For Vanity Fair's September issue, André Leon Talley, who's the editor of Numéro Russia (he left Vogue earlier this year), dishes the tea on gloves (they're important), his weight (he doesn't weigh himself) and about his sexuality. The 64-year-old says she's not gay. He's bi. Gag!

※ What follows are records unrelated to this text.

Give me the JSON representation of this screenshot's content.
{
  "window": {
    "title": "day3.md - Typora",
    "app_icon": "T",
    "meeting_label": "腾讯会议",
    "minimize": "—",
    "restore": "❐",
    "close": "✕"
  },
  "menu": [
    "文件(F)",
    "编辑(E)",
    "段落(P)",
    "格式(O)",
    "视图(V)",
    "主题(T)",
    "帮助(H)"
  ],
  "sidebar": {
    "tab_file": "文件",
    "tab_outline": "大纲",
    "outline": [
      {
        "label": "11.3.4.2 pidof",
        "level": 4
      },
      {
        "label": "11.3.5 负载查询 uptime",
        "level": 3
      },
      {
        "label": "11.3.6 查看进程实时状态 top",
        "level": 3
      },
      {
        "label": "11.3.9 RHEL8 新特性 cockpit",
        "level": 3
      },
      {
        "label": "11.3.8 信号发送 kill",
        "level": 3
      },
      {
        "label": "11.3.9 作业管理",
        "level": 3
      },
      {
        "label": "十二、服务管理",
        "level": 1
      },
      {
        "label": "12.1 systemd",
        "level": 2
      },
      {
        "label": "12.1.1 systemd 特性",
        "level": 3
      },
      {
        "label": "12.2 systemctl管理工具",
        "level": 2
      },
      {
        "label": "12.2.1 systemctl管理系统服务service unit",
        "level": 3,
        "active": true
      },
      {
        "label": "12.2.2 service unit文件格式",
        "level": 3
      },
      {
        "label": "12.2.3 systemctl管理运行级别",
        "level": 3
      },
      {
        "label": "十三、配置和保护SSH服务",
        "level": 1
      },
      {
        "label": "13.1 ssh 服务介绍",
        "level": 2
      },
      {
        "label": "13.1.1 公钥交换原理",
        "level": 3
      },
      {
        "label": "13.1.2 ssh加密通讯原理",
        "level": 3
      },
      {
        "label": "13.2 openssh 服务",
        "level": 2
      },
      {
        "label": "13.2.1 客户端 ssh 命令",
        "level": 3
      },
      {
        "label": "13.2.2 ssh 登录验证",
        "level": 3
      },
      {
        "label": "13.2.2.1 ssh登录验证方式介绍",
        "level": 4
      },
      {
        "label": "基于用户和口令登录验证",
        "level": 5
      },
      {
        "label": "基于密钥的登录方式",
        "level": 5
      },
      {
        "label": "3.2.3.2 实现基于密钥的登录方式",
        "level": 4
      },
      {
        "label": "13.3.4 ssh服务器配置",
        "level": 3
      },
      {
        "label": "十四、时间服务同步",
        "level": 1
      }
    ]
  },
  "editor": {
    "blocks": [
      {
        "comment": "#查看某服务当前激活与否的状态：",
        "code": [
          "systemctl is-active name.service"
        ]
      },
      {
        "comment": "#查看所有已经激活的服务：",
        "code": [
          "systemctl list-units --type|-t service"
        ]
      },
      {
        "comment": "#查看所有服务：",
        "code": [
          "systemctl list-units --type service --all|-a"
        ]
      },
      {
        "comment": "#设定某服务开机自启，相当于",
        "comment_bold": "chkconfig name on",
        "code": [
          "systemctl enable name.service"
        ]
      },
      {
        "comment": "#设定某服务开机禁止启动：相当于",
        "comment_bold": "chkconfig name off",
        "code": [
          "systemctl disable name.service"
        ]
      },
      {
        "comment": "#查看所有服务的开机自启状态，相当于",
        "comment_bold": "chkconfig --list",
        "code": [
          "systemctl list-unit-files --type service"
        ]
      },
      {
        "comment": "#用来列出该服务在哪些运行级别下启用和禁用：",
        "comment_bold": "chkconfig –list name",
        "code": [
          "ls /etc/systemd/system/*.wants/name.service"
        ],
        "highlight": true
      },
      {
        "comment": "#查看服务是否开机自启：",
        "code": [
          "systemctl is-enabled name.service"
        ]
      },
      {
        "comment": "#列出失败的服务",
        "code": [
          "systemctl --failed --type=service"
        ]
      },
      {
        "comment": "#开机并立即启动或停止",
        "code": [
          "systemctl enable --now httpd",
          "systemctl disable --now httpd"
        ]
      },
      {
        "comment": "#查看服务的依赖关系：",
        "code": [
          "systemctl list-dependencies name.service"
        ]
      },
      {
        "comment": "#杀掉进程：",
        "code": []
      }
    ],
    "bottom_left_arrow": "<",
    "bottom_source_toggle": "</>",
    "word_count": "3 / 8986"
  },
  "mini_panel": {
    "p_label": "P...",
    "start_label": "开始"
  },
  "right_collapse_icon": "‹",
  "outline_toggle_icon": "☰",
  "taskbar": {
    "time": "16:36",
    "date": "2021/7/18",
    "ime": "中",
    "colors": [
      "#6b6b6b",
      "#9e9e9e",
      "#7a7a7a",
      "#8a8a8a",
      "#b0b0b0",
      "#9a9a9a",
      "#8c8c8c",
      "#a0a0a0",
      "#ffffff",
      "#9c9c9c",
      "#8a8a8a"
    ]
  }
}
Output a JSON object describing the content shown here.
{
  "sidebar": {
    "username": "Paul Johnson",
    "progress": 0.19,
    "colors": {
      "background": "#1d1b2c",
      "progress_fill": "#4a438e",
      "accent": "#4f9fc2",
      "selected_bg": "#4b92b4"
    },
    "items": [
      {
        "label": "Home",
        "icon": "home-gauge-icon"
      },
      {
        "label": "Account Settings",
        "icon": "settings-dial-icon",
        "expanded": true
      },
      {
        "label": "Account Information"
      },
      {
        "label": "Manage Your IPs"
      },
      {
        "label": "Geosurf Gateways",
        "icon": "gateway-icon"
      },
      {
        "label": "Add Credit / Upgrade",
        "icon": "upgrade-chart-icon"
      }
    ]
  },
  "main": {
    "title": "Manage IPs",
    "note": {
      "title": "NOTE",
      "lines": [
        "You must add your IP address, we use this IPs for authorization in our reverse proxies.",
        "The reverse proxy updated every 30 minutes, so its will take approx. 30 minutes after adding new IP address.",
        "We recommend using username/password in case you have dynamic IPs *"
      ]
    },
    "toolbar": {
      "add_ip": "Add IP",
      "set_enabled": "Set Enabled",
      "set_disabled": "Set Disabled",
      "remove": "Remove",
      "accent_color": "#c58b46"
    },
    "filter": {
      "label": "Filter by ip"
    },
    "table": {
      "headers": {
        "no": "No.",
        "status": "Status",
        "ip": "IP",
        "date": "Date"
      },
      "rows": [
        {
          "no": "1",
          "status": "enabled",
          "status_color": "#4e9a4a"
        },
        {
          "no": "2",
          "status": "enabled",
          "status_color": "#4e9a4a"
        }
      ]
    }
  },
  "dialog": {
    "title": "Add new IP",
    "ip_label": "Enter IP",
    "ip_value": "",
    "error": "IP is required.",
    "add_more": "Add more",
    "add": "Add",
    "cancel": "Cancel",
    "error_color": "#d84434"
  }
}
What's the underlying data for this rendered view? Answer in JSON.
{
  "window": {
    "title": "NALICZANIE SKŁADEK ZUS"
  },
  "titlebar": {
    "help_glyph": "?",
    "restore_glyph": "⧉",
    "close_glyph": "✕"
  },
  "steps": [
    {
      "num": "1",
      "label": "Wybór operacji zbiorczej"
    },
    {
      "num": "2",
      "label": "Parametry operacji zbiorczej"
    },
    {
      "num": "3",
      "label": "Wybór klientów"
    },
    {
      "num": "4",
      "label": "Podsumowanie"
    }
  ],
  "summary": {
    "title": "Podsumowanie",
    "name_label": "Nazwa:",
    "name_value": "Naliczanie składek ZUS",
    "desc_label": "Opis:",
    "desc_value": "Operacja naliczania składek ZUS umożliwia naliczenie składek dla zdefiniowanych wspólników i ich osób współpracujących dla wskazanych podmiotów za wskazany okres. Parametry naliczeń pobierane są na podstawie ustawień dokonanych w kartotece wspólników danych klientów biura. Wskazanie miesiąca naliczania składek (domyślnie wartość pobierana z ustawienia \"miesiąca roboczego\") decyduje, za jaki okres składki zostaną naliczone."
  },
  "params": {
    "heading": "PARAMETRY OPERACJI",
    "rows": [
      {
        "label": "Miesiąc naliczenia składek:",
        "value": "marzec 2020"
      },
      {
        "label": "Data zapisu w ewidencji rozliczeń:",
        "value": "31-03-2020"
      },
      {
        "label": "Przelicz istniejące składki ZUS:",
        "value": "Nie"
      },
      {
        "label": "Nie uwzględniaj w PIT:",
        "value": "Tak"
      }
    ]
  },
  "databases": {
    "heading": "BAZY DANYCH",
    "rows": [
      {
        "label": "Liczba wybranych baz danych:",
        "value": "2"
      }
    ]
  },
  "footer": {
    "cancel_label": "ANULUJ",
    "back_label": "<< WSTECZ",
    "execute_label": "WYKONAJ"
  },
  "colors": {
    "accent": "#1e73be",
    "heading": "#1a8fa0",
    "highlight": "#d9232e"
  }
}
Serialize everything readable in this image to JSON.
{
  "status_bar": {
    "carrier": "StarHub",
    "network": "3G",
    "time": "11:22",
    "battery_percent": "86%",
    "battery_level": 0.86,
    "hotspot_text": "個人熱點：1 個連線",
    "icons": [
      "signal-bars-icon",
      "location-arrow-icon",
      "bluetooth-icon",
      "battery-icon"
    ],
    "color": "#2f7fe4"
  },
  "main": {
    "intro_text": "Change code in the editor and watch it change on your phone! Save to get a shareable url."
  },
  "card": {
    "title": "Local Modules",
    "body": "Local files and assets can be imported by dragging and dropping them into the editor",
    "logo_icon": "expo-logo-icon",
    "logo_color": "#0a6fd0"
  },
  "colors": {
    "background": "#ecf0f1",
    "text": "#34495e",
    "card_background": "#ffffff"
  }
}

Talley tells [Vanity Fair contributing editor Vanessa Grigoriadis] of his childhood in Durham, North Carolina, where he was raised by his grandmother in the 1950s and 1960s. Bullied in his black neighborhood, Talley found solace in the fashion magazines, including Vogue, which he bought on the Duke University campus, and reading John Fairchild’s memoir of couture, The Fashionable Savages, so many times he “practically memorized it.” When Grigoriadis asks Talley if he thought he was gay, even in high school, he responds, “No, no, no. I was just into my magazines and the drawings. I had a very strict upbringing, almost puritanical. I lived there all the way through college. I was in my grandmother’s house, and I respected that!” Talley tells Grigoriadis that he rejects the “label” and says that, while he has “had very gay experiences, yes, I swear on my grandmother’s grave that I never slept with a single designer in my life. Never, ever desired, never was asked, never was approached, never, ever bought, in my entire career. Never. Not one. Skinny or fat. Never.” Talley also tells Grigoriadis that he has never been in love with a man—only two women: one a fellow student in Providence, the other a society woman with whom he fell in love after a night of dancing in Manhattan and whose name he declines to share because she later married and had children. On being single, Talley says, “I just said to a friend, ‘I can create this magic, so why don’t I have a lover?’” But, he tells Grigoriadis, “if I was a couple, I wouldn’t like to stay in the same bedroom. It is very un-chic in Europe to sleep in the same bedroom.”Patently gauche, darling.
source: Vanity Fair